    However, the music of Skrillex is considerably different, losing the experimentation and introspection found in the earlier examples in the subgenre.  Instead, we're offered a version of dubstep that is far more rigid, and at times, mechanical approach to rhythm. With it's heavy mixture of vocal sampling, relatively uptempo beat for the genre, and musical aggression, we find ourselves with a far more banal and uninteresting form of the genre.  Apparently, a lot of this stuff is called Brostep, now.  What I find disappointing is that it seems that this banalization seems the only way for the genre to move into the mainstream, destroying the very qualities that made it worth exploring in the first place.  I've long since abandoned the need for purity and exclusivity in the music I listen to.  If Shackleton sold like hotcakes, it would still be worth listening to, but I don't think that this is going to happen.  Instead, the dance floor is being transformed into another homosocial, yet heteronormative space, equivalent to the locker room.  The tedium of the genre's sociality is reflected in the formal qualities of the music.  Aggression when used creatively can produce interesting results within the genre.  The problem with contemporary dubstep is that it's aggressiveness is so tediously predicable, sounds rote and strangely dialed in.  The last record by The Bug offers a useful contrast to the predictable sounds of contemporary dubstep. 

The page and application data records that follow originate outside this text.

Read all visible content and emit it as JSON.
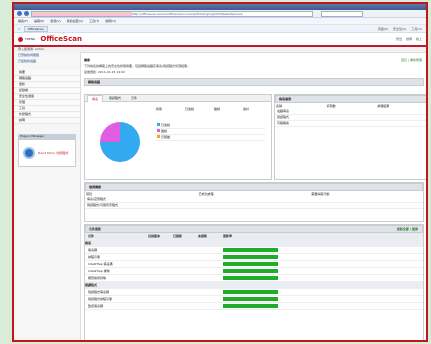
{
  "browser": {
    "url": "http://officescan-server/officescan/console/html/cgi/cgiChkMasterPwd.exe",
    "menu": [
      "檔案(F)",
      "編輯(E)",
      "檢視(V)",
      "我的最愛(A)",
      "工具(T)",
      "說明(H)"
    ],
    "fav_tab": "OfficeScan",
    "tools": [
      "頁面(P)",
      "安全性(S)",
      "工具(O)"
    ]
  },
  "app": {
    "brand": "TREND",
    "product": "OfficeScan",
    "header_links": [
      "登出",
      "說明",
      "線上"
    ],
    "user_line": "登入使用者: admin"
  },
  "sidebar": {
    "links": [
      "已登錄的伺服器",
      "已連線的電腦"
    ],
    "nav": [
      "摘要",
      "網路電腦",
      "更新",
      "記錄檔",
      "安全性遵循",
      "管理",
      "工具",
      "外掛程式",
      "說明"
    ],
    "plugin_head": "Plug-in Manager",
    "plugin_text": "Trend Micro 外掛程式"
  },
  "main": {
    "title": "摘要",
    "title_links": "自訂 | 重新整理",
    "desc": "下列為您的網路上的安全性狀態摘要，包括網路電腦及病毒/間諜程式偵測結果。",
    "desc2": "最後更新: 2011-01-15 14:00",
    "status_head": "網路電腦",
    "tabs": [
      "病毒",
      "間諜程式",
      "元件"
    ],
    "columns": [
      "狀態",
      "已連線",
      "離線",
      "總計"
    ],
    "legend": [
      "已連線",
      "離線",
      "已隔離"
    ],
    "right_head": "病毒偵測",
    "right_cols": [
      "名稱",
      "偵測數",
      "處理結果"
    ],
    "right_rows": [
      "電腦病毒",
      "間諜程式",
      "可疑檔案"
    ],
    "mid_head": "偵測摘要",
    "mid_cols": [
      "項目",
      "已成功處理",
      "需要採取行動"
    ],
    "mid_rows": [
      "病毒/惡意程式",
      "間諜程式/可能有害程式"
    ],
    "update_head": "元件更新",
    "update_links": "更新全部 | 復原",
    "update_cols": [
      "元件",
      "目前版本",
      "已更新",
      "未更新",
      "更新率"
    ],
    "update_group1": "病毒",
    "update_group2": "間諜程式",
    "update_rows1": [
      "病毒碼",
      "掃瞄引擎",
      "IntelliTrap 病毒碼",
      "IntelliTrap 排除",
      "網頁信譽評等"
    ],
    "update_rows2": [
      "間諜程式病毒碼",
      "間諜程式掃瞄引擎",
      "監控病毒碼"
    ]
  },
  "chart_data": {
    "type": "pie",
    "categories": [
      "已連線",
      "離線",
      "已隔離"
    ],
    "values": [
      75,
      25,
      0
    ],
    "colors": [
      "#33aaf0",
      "#e25ee0",
      "#ff9f1c"
    ]
  }
}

     The question posed by the process of mainstreaming of dubstep is a fairly simple one, where is the genre going, and what impact will this have on electronic music as a whole?  Despite the fact that we can still find a number of creative records coming out, I'm not terribly optimistic about the prospects within the genre.  As the genre moves into the stadiums, I suspect we're going to find more figures such as Skrillex.  In a certain sense, the commercial failure of electronic dance music in the 1990's was ultimately a positive, rather than a negative thing, leading to experimentation, and putting a stop to the proliferation of mainstream acts such as Prodigy, The Chemical Brothers, and The Crystal Method (who brought the same sort of macho appeal to the genre.)  I'll be curious to see if the current crop of artists stall out like the earlier batch of artists, or if the stadium phenomenon is successful, in either case, most of the interesting music will probably be on the margins.